[[ DATA TO EXAMINE, beginning ]]
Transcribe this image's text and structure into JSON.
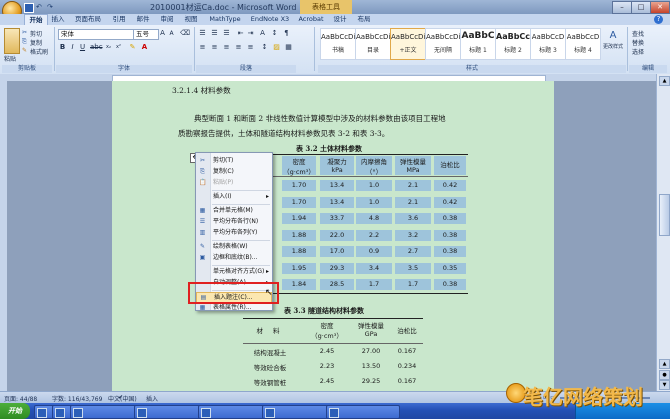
{
  "window": {
    "title": "2010001材运Ca.doc - Microsoft Word",
    "context_tab": "表格工具",
    "controls": [
      "–",
      "□",
      "✕"
    ]
  },
  "tabs": [
    "开始",
    "插入",
    "页面布局",
    "引用",
    "邮件",
    "审阅",
    "视图",
    "MathType",
    "EndNote X3",
    "Acrobat",
    "设计",
    "布局"
  ],
  "ribbon": {
    "clipboard": {
      "paste": "粘贴",
      "cut": "剪切",
      "copy": "复制",
      "format_painter": "格式刷",
      "label": "剪贴板"
    },
    "font": {
      "name": "宋体",
      "size": "五号",
      "label": "字体"
    },
    "paragraph": {
      "label": "段落"
    },
    "styles": {
      "items": [
        {
          "preview": "AaBbCcDi",
          "name": "书稿"
        },
        {
          "preview": "AaBbCcDi",
          "name": "目录"
        },
        {
          "preview": "AaBbCcDi",
          "name": "+正文"
        },
        {
          "preview": "AaBbCcDi",
          "name": "无间隔"
        },
        {
          "preview": "AaBbC",
          "name": "标题 1"
        },
        {
          "preview": "AaBbCc",
          "name": "标题 2"
        },
        {
          "preview": "AaBbCcD",
          "name": "标题 3"
        },
        {
          "preview": "AaBbCcD",
          "name": "标题 4"
        }
      ],
      "change_styles": "更改样式",
      "label": "样式"
    },
    "editing": {
      "find": "查找",
      "replace": "替换",
      "select": "选择",
      "label": "编辑"
    }
  },
  "document": {
    "section_heading": "3.2.1.4 材料参数",
    "para_line1": "典型断面 1 和断面 2 非线性数值计算模型中涉及的材料参数由该项目工程地",
    "para_line2": "质勘察报告提供，土体和隧道结构材料参数见表 3-2 和表 3-3。",
    "table1": {
      "caption": "表 3.2   土体材料参数",
      "headers": [
        [
          "密度",
          "（g·cm³）"
        ],
        [
          "凝聚力",
          "kPa"
        ],
        [
          "内摩擦角",
          "（°）"
        ],
        [
          "弹性模量",
          "MPa"
        ],
        [
          "泊松比"
        ]
      ],
      "rows": [
        [
          "1.70",
          "13.4",
          "1.0",
          "2.1",
          "0.42"
        ],
        [
          "1.70",
          "13.4",
          "1.0",
          "2.1",
          "0.42"
        ],
        [
          "1.94",
          "33.7",
          "4.8",
          "3.6",
          "0.38"
        ],
        [
          "1.88",
          "22.0",
          "2.2",
          "3.2",
          "0.38"
        ],
        [
          "1.88",
          "17.0",
          "0.9",
          "2.7",
          "0.38"
        ],
        [
          "1.95",
          "29.3",
          "3.4",
          "3.5",
          "0.35"
        ],
        [
          "1.84",
          "28.5",
          "1.7",
          "1.7",
          "0.38"
        ]
      ]
    },
    "table2": {
      "caption": "表 3.3   隧道结构材料参数",
      "headers": [
        [
          "材",
          "料"
        ],
        [
          "密度",
          "（g·cm³）"
        ],
        [
          "弹性模量",
          "GPa"
        ],
        [
          "泊松比"
        ]
      ],
      "rows": [
        [
          "结构混凝土",
          "2.45",
          "27.00",
          "0.167"
        ],
        [
          "等效砼合板",
          "2.23",
          "13.50",
          "0.234"
        ],
        [
          "等效钢管桩",
          "2.45",
          "29.25",
          "0.167"
        ]
      ]
    }
  },
  "context_menu": {
    "items": [
      {
        "label": "剪切(T)",
        "icon": "✂",
        "disabled": false,
        "submenu": false
      },
      {
        "label": "复制(C)",
        "icon": "⎘",
        "disabled": false,
        "submenu": false
      },
      {
        "label": "粘贴(P)",
        "icon": "📋",
        "disabled": true,
        "submenu": false
      },
      {
        "label": "插入(I)",
        "icon": "",
        "disabled": false,
        "submenu": true
      },
      {
        "label": "合并单元格(M)",
        "icon": "▦",
        "disabled": false,
        "submenu": false
      },
      {
        "label": "平均分布各行(N)",
        "icon": "☰",
        "disabled": false,
        "submenu": false
      },
      {
        "label": "平均分布各列(Y)",
        "icon": "▥",
        "disabled": false,
        "submenu": false
      },
      {
        "label": "绘制表格(W)",
        "icon": "✎",
        "disabled": false,
        "submenu": false
      },
      {
        "label": "边框和底纹(B)...",
        "icon": "▣",
        "disabled": false,
        "submenu": false
      },
      {
        "label": "单元格对齐方式(G)",
        "icon": "",
        "disabled": false,
        "submenu": true
      },
      {
        "label": "自动调整(A)",
        "icon": "",
        "disabled": false,
        "submenu": true
      },
      {
        "label": "插入题注(C)...",
        "icon": "▤",
        "disabled": false,
        "submenu": false,
        "highlighted": true
      },
      {
        "label": "表格属性(R)...",
        "icon": "▦",
        "disabled": false,
        "submenu": false
      }
    ]
  },
  "status_bar": {
    "page": "页面: 44/88",
    "words": "字数: 116/43,769",
    "lang": "中文(中国)",
    "mode": "插入"
  },
  "taskbar": {
    "start": "开始",
    "tasks": [
      "",
      "",
      "",
      "",
      "",
      "",
      ""
    ]
  },
  "watermark": "笔亿网络策划"
}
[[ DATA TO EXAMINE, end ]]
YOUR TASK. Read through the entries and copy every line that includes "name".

SOLUTION BELOW.
      "name": "宋体",
          "name": "书稿"
          "name": "目录"
          "name": "+正文"
          "name": "无间隔"
          "name": "标题 1"
          "name": "标题 2"
          "name": "标题 3"
          "name": "标题 4"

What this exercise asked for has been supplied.